(The Knife Media) Here are three significant events that occurred involving the U.S. media over the last couple of days. First, Sens. Jeff Flake and John McCain criticized President Trump’s treatment of the media, suggesting his criticisms threaten or undermine the country’s democracy. Then Trump announced the so-called “Fake News Awards” the GOP published for what he described as “the most corrupt & biased of the Mainstream Media.” Finally, the media reported on both these things and either implied the senators were wrong to make their comments (in the case of Fox News), or implied the president was wrong to make his (as CNN, Los Angeles Times and The New York Times did). Here’s an example from CNN:
(The Knife Media) If you mention DACA or the issue of illegal immigration to a group of Americans, you’ll likely get some strong and oppositional responses. It’s a polarizing topic, but that doesn’t mean that news coverage needs to be, too. Rather, having more neutral and balanced reporting will give us a more complete view of the issues at play and could help us understand other people’s perspectives.
(The Knife Media) CVS recently announced it’ll begin including a watermark in ads to identify which images haven’t been digitally altered, and it’ll ask the brands it sells to do the same.

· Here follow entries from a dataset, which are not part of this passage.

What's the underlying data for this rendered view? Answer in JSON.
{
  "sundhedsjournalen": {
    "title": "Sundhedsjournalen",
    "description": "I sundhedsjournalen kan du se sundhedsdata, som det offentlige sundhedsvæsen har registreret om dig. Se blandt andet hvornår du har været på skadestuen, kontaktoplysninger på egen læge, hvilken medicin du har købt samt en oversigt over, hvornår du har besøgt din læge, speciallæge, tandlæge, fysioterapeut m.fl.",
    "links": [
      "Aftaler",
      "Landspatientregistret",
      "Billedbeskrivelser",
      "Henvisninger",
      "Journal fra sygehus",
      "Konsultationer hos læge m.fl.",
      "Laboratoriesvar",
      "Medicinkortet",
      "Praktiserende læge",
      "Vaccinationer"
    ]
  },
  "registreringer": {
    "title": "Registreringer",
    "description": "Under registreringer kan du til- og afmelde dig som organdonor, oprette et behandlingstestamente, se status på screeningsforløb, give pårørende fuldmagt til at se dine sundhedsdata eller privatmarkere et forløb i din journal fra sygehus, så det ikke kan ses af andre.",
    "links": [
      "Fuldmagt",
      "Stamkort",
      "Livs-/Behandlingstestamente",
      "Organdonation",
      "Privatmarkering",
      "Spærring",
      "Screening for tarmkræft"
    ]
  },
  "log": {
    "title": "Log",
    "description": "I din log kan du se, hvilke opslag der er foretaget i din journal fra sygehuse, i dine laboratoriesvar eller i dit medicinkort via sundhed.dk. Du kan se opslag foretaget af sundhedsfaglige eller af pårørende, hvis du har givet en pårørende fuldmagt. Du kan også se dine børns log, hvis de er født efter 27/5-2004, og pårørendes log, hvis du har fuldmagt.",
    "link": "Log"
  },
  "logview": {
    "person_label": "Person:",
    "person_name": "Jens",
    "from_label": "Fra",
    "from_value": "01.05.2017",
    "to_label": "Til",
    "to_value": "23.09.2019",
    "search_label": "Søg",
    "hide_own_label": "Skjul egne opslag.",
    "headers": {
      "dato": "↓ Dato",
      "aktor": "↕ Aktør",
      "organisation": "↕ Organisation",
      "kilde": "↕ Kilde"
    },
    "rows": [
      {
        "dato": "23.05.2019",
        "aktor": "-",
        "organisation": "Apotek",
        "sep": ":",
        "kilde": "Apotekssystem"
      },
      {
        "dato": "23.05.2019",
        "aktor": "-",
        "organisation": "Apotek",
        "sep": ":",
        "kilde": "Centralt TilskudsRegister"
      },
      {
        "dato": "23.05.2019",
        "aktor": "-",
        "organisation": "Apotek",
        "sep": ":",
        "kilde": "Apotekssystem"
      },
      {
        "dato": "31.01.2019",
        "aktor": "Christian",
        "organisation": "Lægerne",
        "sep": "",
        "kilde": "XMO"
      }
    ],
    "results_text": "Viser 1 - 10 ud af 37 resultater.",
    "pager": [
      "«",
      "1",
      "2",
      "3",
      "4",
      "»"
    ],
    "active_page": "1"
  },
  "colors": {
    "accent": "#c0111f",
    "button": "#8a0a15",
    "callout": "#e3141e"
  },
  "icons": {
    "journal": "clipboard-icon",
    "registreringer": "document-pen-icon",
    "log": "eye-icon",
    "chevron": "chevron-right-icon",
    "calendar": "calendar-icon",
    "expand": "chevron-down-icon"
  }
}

The thinking behind the measure is that digitally altered images can encourage people to have an unrealistic body image, which “is a significant driver of health issues,” according to Helena Foulkes, who leads CVS’ retail business.
(The Knife Media) Media coverage can affect legal proceedings by introducing bias, often before a case has even gone to court. If the justice system is a tool to discover the truth while protecting the presumption of innocence, then ideally reporting would remain impartial.
Jens Erik Gould
Jens is editor-in-chief and co-developer of The Knife Media, a digital publication that presents news without bias and rates media outlets on their level of objectivity.